Exercise prompt ->
Scan the records that follow, and whenever a line has the word "JSON", copy it.

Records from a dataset
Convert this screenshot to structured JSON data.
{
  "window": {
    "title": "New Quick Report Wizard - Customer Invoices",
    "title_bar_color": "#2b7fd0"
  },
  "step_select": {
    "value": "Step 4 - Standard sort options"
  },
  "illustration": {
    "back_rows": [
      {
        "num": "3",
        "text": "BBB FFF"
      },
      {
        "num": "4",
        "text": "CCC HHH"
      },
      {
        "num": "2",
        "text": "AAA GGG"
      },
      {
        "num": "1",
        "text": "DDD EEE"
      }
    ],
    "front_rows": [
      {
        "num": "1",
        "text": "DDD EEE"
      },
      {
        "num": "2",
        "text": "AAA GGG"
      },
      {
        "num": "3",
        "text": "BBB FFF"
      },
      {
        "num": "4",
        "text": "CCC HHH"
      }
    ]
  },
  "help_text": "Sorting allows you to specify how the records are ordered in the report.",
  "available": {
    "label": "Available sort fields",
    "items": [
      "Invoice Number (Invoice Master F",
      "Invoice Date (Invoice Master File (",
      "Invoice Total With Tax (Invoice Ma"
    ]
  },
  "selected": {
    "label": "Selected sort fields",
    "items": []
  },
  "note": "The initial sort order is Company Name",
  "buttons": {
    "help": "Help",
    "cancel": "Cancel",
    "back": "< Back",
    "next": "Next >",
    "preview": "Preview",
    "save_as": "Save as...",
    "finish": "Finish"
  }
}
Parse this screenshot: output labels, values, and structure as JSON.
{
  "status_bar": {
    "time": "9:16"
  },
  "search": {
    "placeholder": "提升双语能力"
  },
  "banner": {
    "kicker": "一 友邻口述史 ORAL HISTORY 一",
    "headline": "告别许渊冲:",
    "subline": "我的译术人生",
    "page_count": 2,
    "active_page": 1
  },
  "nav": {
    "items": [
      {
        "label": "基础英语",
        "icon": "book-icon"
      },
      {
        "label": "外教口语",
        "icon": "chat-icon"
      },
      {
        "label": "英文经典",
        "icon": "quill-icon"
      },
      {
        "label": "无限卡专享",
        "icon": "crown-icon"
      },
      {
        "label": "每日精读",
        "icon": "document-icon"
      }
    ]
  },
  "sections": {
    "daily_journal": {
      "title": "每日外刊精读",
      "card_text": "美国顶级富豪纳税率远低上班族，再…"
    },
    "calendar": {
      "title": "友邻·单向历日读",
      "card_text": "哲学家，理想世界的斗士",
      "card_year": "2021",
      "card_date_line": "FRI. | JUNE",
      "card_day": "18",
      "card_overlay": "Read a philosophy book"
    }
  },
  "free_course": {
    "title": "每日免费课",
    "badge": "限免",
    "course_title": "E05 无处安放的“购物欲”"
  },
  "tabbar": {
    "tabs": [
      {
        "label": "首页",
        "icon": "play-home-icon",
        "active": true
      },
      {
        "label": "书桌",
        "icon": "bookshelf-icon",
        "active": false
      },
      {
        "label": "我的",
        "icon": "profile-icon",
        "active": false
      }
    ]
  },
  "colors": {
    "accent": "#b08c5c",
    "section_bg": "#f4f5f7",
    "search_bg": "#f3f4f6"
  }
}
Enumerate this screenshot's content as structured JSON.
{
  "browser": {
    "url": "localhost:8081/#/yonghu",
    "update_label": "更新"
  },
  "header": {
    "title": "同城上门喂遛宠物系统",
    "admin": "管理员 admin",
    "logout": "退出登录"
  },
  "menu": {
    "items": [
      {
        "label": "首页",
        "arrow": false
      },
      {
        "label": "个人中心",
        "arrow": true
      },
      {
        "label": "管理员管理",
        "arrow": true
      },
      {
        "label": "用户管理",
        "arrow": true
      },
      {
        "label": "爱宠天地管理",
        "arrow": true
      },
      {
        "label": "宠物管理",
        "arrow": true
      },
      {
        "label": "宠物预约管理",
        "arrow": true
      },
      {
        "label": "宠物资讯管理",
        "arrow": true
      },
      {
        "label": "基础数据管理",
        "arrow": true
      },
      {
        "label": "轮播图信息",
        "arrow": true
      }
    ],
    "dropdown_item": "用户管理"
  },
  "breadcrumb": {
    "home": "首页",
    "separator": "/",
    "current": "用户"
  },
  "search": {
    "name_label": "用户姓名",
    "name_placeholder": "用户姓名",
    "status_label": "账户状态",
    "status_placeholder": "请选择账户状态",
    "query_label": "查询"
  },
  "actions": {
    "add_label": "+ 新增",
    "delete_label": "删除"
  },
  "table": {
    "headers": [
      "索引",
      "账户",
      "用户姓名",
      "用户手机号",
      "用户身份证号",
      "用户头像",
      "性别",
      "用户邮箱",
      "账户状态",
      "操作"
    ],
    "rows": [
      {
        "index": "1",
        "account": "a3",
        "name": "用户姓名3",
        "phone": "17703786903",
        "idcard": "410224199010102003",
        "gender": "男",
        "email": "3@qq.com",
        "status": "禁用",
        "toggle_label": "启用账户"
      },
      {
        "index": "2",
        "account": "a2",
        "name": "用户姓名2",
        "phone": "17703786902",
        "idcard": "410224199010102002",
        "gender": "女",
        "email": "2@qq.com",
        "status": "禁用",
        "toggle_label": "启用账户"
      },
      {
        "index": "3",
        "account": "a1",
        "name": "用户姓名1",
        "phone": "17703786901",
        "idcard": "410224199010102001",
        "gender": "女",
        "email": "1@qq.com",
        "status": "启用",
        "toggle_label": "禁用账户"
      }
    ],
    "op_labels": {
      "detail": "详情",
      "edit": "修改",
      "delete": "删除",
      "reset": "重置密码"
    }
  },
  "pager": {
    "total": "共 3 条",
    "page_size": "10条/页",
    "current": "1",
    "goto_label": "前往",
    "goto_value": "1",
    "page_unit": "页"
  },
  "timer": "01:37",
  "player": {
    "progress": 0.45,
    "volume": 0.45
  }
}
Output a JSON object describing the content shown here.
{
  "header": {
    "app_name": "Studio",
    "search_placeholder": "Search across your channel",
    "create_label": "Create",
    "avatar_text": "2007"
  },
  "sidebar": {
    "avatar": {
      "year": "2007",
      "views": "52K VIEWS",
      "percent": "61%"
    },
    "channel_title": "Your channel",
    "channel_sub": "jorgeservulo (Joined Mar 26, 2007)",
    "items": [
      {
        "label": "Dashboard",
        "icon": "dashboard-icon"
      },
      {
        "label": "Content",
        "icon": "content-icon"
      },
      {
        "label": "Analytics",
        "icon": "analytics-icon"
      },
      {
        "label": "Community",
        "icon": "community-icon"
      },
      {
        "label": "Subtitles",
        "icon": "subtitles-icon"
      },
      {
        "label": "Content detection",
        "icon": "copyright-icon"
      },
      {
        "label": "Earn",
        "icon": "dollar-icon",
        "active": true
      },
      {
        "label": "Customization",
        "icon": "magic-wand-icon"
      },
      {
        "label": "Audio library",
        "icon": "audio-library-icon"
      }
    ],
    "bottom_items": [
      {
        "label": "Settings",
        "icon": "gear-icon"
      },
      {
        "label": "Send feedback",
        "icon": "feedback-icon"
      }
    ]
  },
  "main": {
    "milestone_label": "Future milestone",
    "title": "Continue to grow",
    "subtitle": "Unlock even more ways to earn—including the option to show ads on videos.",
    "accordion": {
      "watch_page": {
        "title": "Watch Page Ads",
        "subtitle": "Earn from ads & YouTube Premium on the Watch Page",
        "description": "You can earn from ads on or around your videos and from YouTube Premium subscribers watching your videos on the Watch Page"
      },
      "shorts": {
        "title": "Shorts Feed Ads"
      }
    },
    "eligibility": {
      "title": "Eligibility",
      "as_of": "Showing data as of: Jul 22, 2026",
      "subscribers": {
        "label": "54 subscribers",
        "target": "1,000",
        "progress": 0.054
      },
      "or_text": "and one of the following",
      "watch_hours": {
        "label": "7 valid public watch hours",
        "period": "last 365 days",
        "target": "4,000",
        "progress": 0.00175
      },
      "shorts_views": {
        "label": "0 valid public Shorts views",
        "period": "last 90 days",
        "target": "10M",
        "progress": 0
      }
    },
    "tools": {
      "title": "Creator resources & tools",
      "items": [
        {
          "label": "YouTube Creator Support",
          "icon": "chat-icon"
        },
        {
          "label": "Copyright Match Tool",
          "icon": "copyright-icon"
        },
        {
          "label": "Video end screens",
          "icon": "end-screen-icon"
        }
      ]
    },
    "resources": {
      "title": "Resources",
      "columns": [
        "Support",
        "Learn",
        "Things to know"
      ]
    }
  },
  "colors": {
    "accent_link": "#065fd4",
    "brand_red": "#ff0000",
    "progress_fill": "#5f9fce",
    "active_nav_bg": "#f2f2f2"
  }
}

Answer below ->
Convert this screenshot to structured JSON data.
Parse this screenshot: output labels, values, and structure as JSON.
Enumerate this screenshot's content as structured JSON.
Output a JSON object describing the content shown here.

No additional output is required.